AVSP 2003 - International Conference on Audio-Visual Speech Processing
September 4-7, 2003
The purpose of this contribution is to improve our knowledge about the time course of visual and auditory perception with regard to the representation of sound types as different in their phenomenological format as vowels and glides. Our results on the perception of Vowel-to-Vowel gesture via the production of epenthetic glides in between - according to our 2-COMP-Vowel Model - allow us to conceive of the timevarying vs. stationary representational issue as linked to the underlying control for moving phases: (i) while the stationary (plateau) or climax phase of a vowel can be shown as truly representative for this segment, (ii) and whereas motion in the time-varying on-gliding phase can be shown to be informative only when shape is incomplete, (iii) motion in the off-gliding phase of the same vowel can reveal itself as misleading, in the sense that it could prime an erroneous candidate for the following vowel, up to the end of the transitional glide in V-to-V. Thus, contrary to the dynamic specification theory for vowels, the moving on-gliding and off-gliding phases can be, respectively, less informative than stationary parts, as shown before, and even truly misleading as shown here. (iiii) Moreover the same off-gliding phase can be recovered as a true controlled glide under certain language-based constraints (as exemplified by the power-effect). Finally in line with our caveat against the claim that "all is dynamics in speech", we will briefly mention recent computational modeling and neural data which support our hypothesis, especially the snapshot neuronal computation which fits with recent brain imaging data of stilled and moving speaking mouths.

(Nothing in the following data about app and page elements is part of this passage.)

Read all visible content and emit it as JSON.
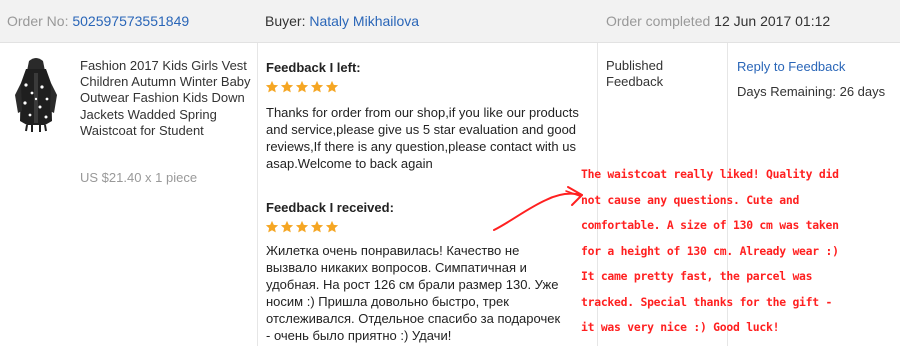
{
  "header": {
    "order_label": "Order No:",
    "order_number": "502597573551849",
    "buyer_label": "Buyer:",
    "buyer_name": "Nataly Mikhailova",
    "completed_label": "Order completed",
    "completed_date": "12 Jun 2017 01:12"
  },
  "product": {
    "image_icon": "kids-vest-product-image",
    "title": "Fashion 2017 Kids Girls Vest Children Autumn Winter Baby Outwear Fashion Kids Down Jackets Wadded Spring Waistcoat for Student",
    "price": "US $21.40 x 1 piece"
  },
  "feedback_left": {
    "heading": "Feedback I left:",
    "stars": 5,
    "text": "Thanks for order from our shop,if you like our products and service,please give us 5 star evaluation and good reviews,If there is any question,please contact with us asap.Welcome to back again"
  },
  "feedback_received": {
    "heading": "Feedback I received:",
    "stars": 5,
    "text_lines": [
      "Жилетка очень понравилась! Качество не",
      "вызвало никаких вопросов. Симпатичная и",
      "удобная. На рост 126 см брали размер 130. Уже",
      "носим :) Пришла довольно быстро, трек",
      "отслеживался. Отдельное спасибо за подарочек",
      "- очень было приятно :) Удачи!"
    ]
  },
  "status": {
    "text": "Published Feedback"
  },
  "actions": {
    "reply_label": "Reply to Feedback",
    "days_remaining": "Days Remaining: 26 days"
  },
  "translation": {
    "lines": [
      "The waistcoat really liked! Quality did",
      "not cause any questions. Cute and",
      "comfortable. A size of 130 cm was taken",
      "for a height of 130 cm. Already wear :)",
      "It came pretty fast, the parcel was",
      "tracked. Special thanks for the gift -",
      "it was very nice :) Good luck!"
    ]
  },
  "colors": {
    "link": "#2a66b8",
    "star": "#f5a623",
    "annotation": "#ff2020",
    "header_bg": "#f2f2f2"
  }
}
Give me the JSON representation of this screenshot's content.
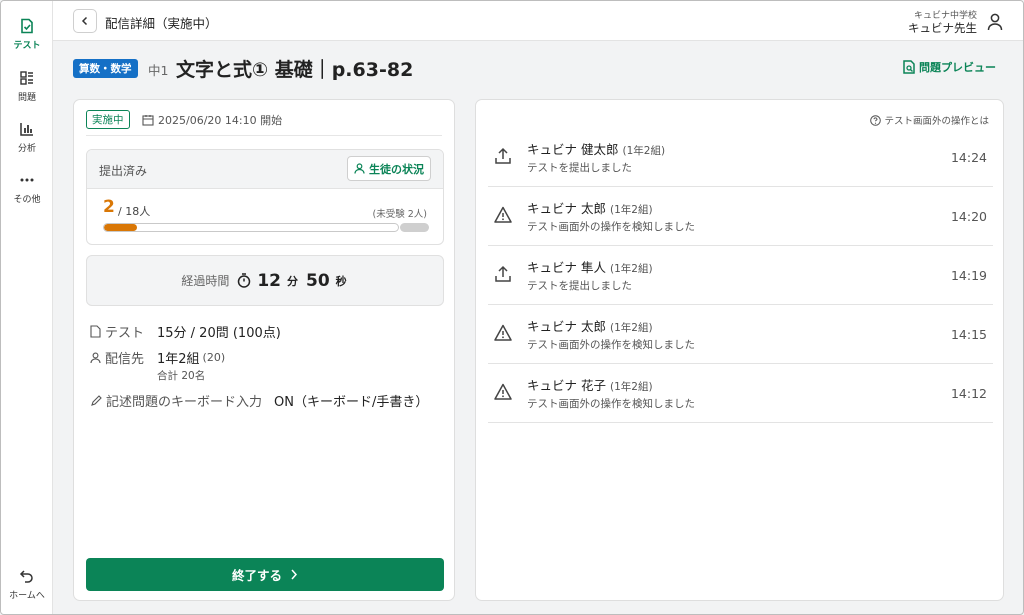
{
  "sidebar": {
    "items": [
      {
        "label": "テスト",
        "icon": "test-doc-icon",
        "active": true
      },
      {
        "label": "問題",
        "icon": "question-list-icon",
        "active": false
      },
      {
        "label": "分析",
        "icon": "bar-chart-icon",
        "active": false
      },
      {
        "label": "その他",
        "icon": "more-dots-icon",
        "active": false
      }
    ],
    "home_label": "ホームへ"
  },
  "header": {
    "title": "配信詳細（実施中）",
    "school": "キュビナ中学校",
    "teacher": "キュビナ先生"
  },
  "page": {
    "subject_badge": "算数・数学",
    "grade": "中1",
    "title": "文字と式① 基礎｜p.63-82",
    "preview_label": "問題プレビュー"
  },
  "left_card": {
    "status_badge": "実施中",
    "date": "2025/06/20 14:10 開始",
    "submitted_label": "提出済み",
    "student_status_label": "生徒の状況",
    "submitted_count": "2",
    "total_label": "/ 18人",
    "pending_label": "(未受験 2人)",
    "progress_fraction": 0.111,
    "elapsed_label": "経過時間",
    "elapsed_min": "12",
    "elapsed_min_unit": "分",
    "elapsed_sec": "50",
    "elapsed_sec_unit": "秒",
    "test_label": "テスト",
    "test_value": "15分 / 20問 (100点)",
    "dest_label": "配信先",
    "dest_value": "1年2組",
    "dest_count": "(20)",
    "dest_total": "合計 20名",
    "keyboard_label": "記述問題のキーボード入力",
    "keyboard_value": "ON（キーボード/手書き）",
    "end_button": "終了する"
  },
  "right_card": {
    "help_link": "テスト画面外の操作とは",
    "logs": [
      {
        "name": "キュビナ 健太郎",
        "class": "(1年2組)",
        "message": "テストを提出しました",
        "time": "14:24",
        "icon": "upload-icon"
      },
      {
        "name": "キュビナ 太郎",
        "class": "(1年2組)",
        "message": "テスト画面外の操作を検知しました",
        "time": "14:20",
        "icon": "warning-icon"
      },
      {
        "name": "キュビナ 隼人",
        "class": "(1年2組)",
        "message": "テストを提出しました",
        "time": "14:19",
        "icon": "upload-icon"
      },
      {
        "name": "キュビナ 太郎",
        "class": "(1年2組)",
        "message": "テスト画面外の操作を検知しました",
        "time": "14:15",
        "icon": "warning-icon"
      },
      {
        "name": "キュビナ 花子",
        "class": "(1年2組)",
        "message": "テスト画面外の操作を検知しました",
        "time": "14:12",
        "icon": "warning-icon"
      }
    ]
  },
  "colors": {
    "accent_green": "#0b8457",
    "subject_blue": "#1570c6",
    "progress_orange": "#d97706"
  }
}
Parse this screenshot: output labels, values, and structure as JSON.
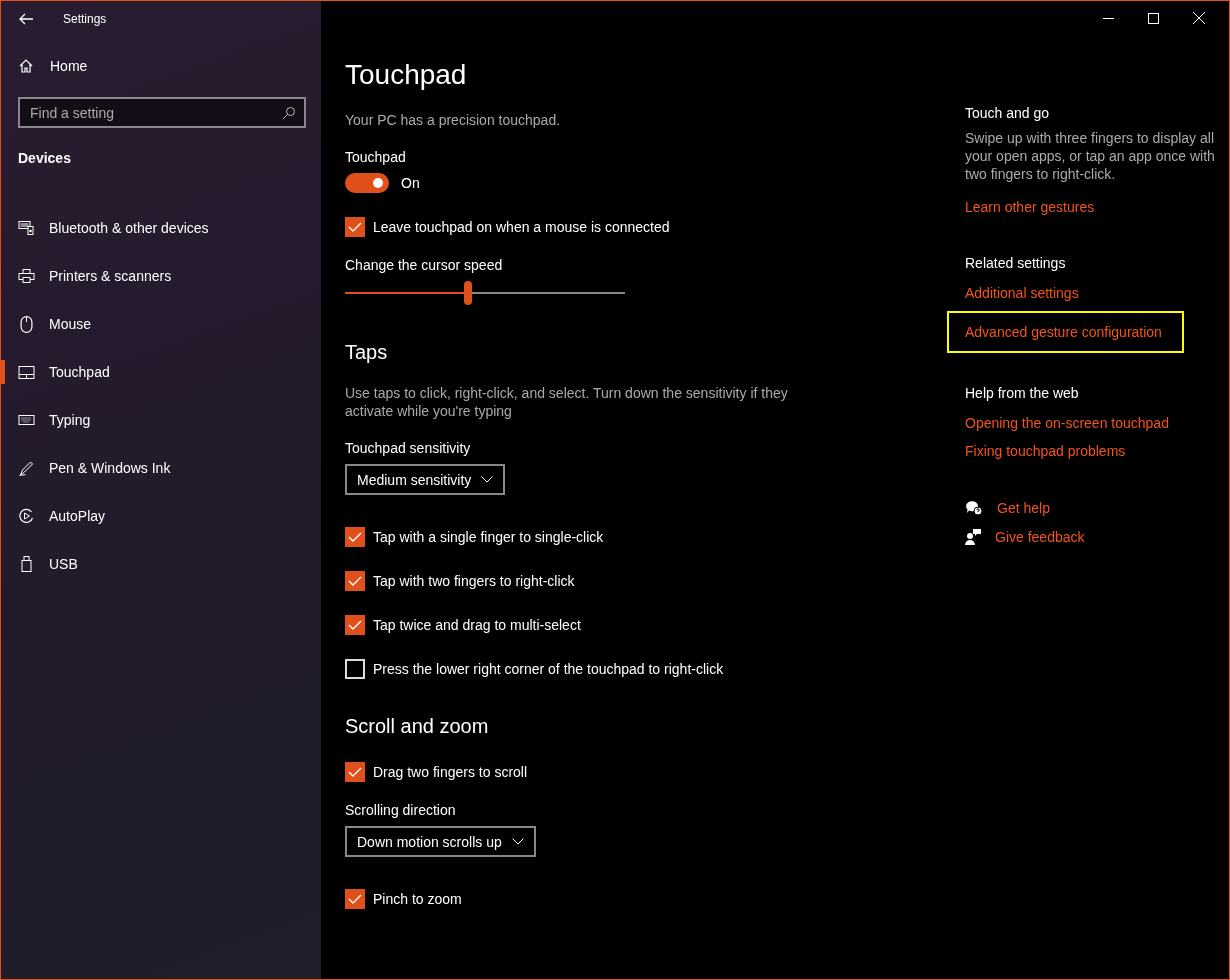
{
  "window": {
    "title": "Settings"
  },
  "sidebar": {
    "home": "Home",
    "search": {
      "placeholder": "Find a setting"
    },
    "section": "Devices",
    "items": [
      {
        "label": "Bluetooth & other devices",
        "kind": "devices",
        "selected": false
      },
      {
        "label": "Printers & scanners",
        "kind": "printer",
        "selected": false
      },
      {
        "label": "Mouse",
        "kind": "mouse",
        "selected": false
      },
      {
        "label": "Touchpad",
        "kind": "touchpad",
        "selected": true
      },
      {
        "label": "Typing",
        "kind": "keyboard",
        "selected": false
      },
      {
        "label": "Pen & Windows Ink",
        "kind": "pen",
        "selected": false
      },
      {
        "label": "AutoPlay",
        "kind": "autoplay",
        "selected": false
      },
      {
        "label": "USB",
        "kind": "usb",
        "selected": false
      }
    ]
  },
  "main": {
    "title": "Touchpad",
    "sections": [
      {
        "items": [
          {
            "kind": "text",
            "text": "Your PC has a precision touchpad."
          },
          {
            "kind": "toggle",
            "label": "Touchpad",
            "on": true,
            "state_text": "On"
          },
          {
            "kind": "checkbox",
            "label": "Leave touchpad on when a mouse is connected",
            "checked": true
          },
          {
            "kind": "slider",
            "label": "Change the cursor speed",
            "level": 0.44
          }
        ]
      },
      {
        "heading": "Taps",
        "items": [
          {
            "kind": "text",
            "text": "Use taps to click, right-click, and select. Turn down the sensitivity if they activate while you're typing"
          },
          {
            "kind": "dropdown",
            "label": "Touchpad sensitivity",
            "value": "Medium sensitivity"
          },
          {
            "kind": "checkbox",
            "label": "Tap with a single finger to single-click",
            "checked": true
          },
          {
            "kind": "checkbox",
            "label": "Tap with two fingers to right-click",
            "checked": true
          },
          {
            "kind": "checkbox",
            "label": "Tap twice and drag to multi-select",
            "checked": true
          },
          {
            "kind": "checkbox",
            "label": "Press the lower right corner of the touchpad to right-click",
            "checked": false
          }
        ]
      },
      {
        "heading": "Scroll and zoom",
        "items": [
          {
            "kind": "checkbox",
            "label": "Drag two fingers to scroll",
            "checked": true
          },
          {
            "kind": "dropdown",
            "label": "Scrolling direction",
            "value": "Down motion scrolls up"
          },
          {
            "kind": "checkbox",
            "label": "Pinch to zoom",
            "checked": true
          }
        ]
      }
    ]
  },
  "aside": {
    "groups": [
      {
        "heading": "Touch and go",
        "text": "Swipe up with three fingers to display all your open apps, or tap an app once with two fingers to right-click.",
        "links": [
          {
            "label": "Learn other gestures",
            "highlighted": false
          }
        ]
      },
      {
        "heading": "Related settings",
        "links": [
          {
            "label": "Additional settings",
            "highlighted": false
          },
          {
            "label": "Advanced gesture configuration",
            "highlighted": true
          }
        ]
      },
      {
        "heading": "Help from the web",
        "links": [
          {
            "label": "Opening the on-screen touchpad",
            "highlighted": false
          },
          {
            "label": "Fixing touchpad problems",
            "highlighted": false
          }
        ]
      }
    ],
    "help": [
      {
        "kind": "help",
        "label": "Get help"
      },
      {
        "kind": "feedback",
        "label": "Give feedback"
      }
    ]
  }
}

Bibliographic reference. Cathiard, Marie-Agnès / Abry, Christian / Gedzelman, Séverine / Loevenbruck, Hélène (2003): "Visual and auditory perception of epenthetic glides", In AVSP 2003, 61-66.